When posters have been folded and unfolded many times over the years, the lines along the folds become more worn than the surrounding paper. If the fold wear is particularly noticeable, where a significant amount of white shows through at the fold, this can be considered a major flaw. Again, even slight fold wear shows up more strongly on later glossy paper stock, than it does on the matt paper used pre-1980s.


Tears can occur along the fold line of a poster. When confined to the poster edges, this is thought to be a minor flaw, unless it is a long tear. Small edge or border tears are usually acceptable, although if the artwork extends to the outer edge, it may detract from the image. Dinks are small creases or tiny nicks in the border area, which will generally be invisible after framing, and are the most common evidence of a used poster.


Paper turns brown with age, particularly noticeable in whites and borders, and certain paper types are more prone to fading than others. Even so, some older posters, if kept flat and in an airless condition, can retain strong and clean whites. Since posters were displayed out of doors, it is possible that posters may show sunlight fading from when they were exhibited. In addition, any framed poster displayed for any length of time is likely to exhibit fading, unless behind UV conservation glass.


The amount by which these flaws are present determine whether they are considered to be major or minor flaws. In the same way that books can exhibit 'foxing' (the age-related process of deterioration that causes spots and browning on old paper documents), these flaws are often a testament to the age and authenticity of a poster, rather than a flaw.


Creases in addition to the regulated folds are undesirable, especially if they encroach into the picture areas, or scuffs are very visible in the blacks. Glossy paper posters are particularly prone to highlighting these flaws.


Tends to be caused by storage conditions, where temperature or humidity changes frequently. Linen backing, or even careful rolling generally eradicates this problem. Wrinkling can also be caused by additional paper material (a change to the title or cast list) being glued over the top of the original poster (see Snipe.) The difference between the natural shrinkage of the two types of paper causes the wrinkling.

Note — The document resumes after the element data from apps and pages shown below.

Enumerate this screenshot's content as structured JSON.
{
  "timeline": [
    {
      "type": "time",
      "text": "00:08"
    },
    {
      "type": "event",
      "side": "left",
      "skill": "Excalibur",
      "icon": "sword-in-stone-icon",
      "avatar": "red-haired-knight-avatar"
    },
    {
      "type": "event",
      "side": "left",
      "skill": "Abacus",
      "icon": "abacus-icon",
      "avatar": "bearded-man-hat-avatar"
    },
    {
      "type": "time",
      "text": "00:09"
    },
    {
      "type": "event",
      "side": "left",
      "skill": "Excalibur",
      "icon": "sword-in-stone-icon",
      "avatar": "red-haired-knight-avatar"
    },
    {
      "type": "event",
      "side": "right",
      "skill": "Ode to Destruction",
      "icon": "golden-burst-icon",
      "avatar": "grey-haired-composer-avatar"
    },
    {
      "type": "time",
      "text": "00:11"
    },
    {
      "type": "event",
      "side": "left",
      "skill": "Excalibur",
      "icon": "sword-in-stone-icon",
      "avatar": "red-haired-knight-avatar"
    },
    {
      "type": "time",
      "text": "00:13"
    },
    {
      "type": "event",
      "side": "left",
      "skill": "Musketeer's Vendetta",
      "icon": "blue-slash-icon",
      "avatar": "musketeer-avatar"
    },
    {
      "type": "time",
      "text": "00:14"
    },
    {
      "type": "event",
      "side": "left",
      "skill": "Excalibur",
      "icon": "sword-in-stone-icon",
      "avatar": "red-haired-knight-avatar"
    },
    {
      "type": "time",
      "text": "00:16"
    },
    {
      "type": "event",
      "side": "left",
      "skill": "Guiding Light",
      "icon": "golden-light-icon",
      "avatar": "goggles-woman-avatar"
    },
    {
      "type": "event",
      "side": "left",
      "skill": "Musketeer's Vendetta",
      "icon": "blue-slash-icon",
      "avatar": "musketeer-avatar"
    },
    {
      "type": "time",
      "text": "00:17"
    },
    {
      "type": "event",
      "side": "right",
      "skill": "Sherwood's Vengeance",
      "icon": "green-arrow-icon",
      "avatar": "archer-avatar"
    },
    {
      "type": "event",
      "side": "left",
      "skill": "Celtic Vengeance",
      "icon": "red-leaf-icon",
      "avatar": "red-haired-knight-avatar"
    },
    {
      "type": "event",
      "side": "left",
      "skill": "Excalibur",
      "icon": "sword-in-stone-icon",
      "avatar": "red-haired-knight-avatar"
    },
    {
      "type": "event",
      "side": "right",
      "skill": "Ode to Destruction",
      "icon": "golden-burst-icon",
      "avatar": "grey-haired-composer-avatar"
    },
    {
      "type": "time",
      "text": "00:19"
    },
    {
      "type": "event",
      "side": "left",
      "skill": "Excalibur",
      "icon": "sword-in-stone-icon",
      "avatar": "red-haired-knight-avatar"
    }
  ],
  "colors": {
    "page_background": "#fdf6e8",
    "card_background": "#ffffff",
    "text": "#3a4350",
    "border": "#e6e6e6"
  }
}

The aforementioned sticker placed on the original poster, sometimes containing reviews, ratings, song plugs or a hastily added title to make up a double bill etc. Positioning and size will determine if it's a flaw, or whether it simply fits in with the life of the poster. Tape at the corners (rather than pinholes) sometimes indicates private ownership and display (as does evidence of Blutack on the reverse) and tends to diminish the poster’s value. Tape used on the reverse to strengthen folds and prevent separation is likely to be yellowed with age, (however sometimes more secure non-staining and removable archival joins are used) but is usually acceptable, except where the adhesive on the tape has soaked into the paper, and becomes visible through the artwork. If the marks are confined to the borders, this can be tolerable.

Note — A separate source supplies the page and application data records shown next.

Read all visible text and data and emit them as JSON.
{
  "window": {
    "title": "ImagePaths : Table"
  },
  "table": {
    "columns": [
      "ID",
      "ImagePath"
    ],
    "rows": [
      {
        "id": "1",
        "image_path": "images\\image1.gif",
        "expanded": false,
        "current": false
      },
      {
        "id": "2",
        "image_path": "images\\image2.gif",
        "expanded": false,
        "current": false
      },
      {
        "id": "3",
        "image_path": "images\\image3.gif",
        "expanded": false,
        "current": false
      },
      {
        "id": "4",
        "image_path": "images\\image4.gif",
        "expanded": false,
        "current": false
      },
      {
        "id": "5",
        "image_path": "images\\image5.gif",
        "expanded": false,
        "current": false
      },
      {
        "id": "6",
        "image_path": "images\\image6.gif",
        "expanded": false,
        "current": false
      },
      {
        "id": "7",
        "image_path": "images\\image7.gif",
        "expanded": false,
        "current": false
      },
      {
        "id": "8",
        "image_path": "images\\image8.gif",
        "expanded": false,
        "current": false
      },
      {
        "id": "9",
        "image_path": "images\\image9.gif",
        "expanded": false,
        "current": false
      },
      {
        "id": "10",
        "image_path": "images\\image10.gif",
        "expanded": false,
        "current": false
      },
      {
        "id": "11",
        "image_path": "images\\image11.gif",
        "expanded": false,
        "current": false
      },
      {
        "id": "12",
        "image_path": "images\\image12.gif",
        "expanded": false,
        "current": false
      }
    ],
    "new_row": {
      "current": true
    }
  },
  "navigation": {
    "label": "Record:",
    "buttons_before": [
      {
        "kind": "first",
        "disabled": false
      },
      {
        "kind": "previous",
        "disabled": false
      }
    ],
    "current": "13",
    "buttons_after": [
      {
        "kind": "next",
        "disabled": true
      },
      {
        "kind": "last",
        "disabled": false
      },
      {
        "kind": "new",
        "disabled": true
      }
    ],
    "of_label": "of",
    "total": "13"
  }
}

Belgian posters carry tax stamps, which are not considered flaws, but proof of authenticity. Certainly lobby cards or posters displayed in, for instance Malta or Quebec province, almost always have a censor’s seal, often indiscriminately stamped on. US posters sometimes have a little additional coverage if nudity threatens, when the film plays in more conservative areas. The Irish Censor frequently added total matt-painted blackouts to cleavage, or anything considered risqué, including taglines. The damage to the poster can be considerable, although the very fact of such censorship has a certain collector’s appeal.


Some collectors regard this as a positive flaw, in that it helps to confirm a poster’s authenticity, but such poor handling tends to detract from a poster, and if it’s a large section of paper that’s missing, it’s really only acceptable in a very rare example, due for restoration.